Will Karzai play ball?
President Obama's spokesman, Robert Gibbs, has successfully avoided calling for a second round in the Afghan elections, dancing nimbly around all the questions at his morning briefing. Apparently, the Downing Street spokesman did much the same thing. Mr Gibbs did repeatedly stress the need for a "legitimate" Afghan government, and a "credible partner". He said all the troops in the world wouldn't solve the situation without a partner who was willing to help.
The one senior figure who has explicitly called for a second round is the Swedish foreign minister, Carl Bildt: "If these results point towards the need for a second round, a second round must be held."
Is a difference of opinion emerging? Probably not. Western diplomats say that any pressure for a second round doesn't necessarily mean that one will happen or that it is their preferred solution. While a second vote would give the victor more legitimacy, the United States and the United Kingdom both really want Hamid Karzai to establish a more broadly based government, by including his rival Abdullah Abdullah.

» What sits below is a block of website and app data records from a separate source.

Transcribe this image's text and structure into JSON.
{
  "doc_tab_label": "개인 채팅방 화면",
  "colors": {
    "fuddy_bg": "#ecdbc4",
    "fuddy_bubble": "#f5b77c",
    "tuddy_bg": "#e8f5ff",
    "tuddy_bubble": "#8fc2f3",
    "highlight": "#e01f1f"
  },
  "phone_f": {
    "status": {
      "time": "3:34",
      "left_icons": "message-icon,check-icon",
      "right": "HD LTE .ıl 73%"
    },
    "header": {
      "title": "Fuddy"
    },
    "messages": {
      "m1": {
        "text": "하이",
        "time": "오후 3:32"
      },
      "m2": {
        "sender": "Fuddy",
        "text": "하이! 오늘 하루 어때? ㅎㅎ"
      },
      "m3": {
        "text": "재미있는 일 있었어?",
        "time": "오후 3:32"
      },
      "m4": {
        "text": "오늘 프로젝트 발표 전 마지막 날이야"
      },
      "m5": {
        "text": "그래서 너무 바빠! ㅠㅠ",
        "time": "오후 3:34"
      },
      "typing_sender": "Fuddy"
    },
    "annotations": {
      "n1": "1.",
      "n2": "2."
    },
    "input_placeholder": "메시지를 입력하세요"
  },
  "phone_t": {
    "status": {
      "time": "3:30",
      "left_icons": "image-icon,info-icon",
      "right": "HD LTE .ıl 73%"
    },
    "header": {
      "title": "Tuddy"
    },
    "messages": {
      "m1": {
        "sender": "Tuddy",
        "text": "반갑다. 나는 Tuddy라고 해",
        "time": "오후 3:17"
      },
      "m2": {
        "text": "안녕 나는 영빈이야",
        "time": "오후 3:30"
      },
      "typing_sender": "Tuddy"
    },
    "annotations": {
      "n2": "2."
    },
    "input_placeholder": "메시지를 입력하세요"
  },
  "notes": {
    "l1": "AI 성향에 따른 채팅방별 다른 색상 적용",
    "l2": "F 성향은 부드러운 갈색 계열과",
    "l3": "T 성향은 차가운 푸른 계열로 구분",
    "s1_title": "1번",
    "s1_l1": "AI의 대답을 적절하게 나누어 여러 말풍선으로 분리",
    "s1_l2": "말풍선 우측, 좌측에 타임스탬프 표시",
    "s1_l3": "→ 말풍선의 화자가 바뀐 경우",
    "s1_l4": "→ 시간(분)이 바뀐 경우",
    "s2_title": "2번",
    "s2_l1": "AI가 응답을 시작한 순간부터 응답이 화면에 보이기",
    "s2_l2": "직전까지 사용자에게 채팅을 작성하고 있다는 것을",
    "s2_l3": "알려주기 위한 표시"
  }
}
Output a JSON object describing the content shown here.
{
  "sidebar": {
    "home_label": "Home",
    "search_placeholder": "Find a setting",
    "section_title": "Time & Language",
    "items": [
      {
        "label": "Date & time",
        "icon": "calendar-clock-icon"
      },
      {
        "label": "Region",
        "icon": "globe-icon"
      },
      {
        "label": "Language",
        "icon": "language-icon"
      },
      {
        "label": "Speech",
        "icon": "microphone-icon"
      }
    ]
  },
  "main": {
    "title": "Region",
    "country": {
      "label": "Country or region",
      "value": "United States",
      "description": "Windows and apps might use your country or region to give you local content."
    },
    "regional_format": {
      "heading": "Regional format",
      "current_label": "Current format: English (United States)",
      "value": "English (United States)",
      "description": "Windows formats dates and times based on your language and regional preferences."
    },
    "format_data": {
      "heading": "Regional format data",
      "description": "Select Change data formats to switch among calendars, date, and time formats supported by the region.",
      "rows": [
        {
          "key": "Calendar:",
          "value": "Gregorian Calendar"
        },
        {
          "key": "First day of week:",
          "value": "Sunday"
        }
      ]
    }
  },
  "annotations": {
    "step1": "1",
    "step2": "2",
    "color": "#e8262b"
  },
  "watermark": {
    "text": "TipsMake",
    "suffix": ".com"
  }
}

What no-one can answer at the moment is what happens if Mr Karzai refuses to play ball. The hope in Washington is that he simply needs America too much to ignore its wishes. But if he does refuse a run-off vote, refuses a coalition, no-one can tell me what would happen next.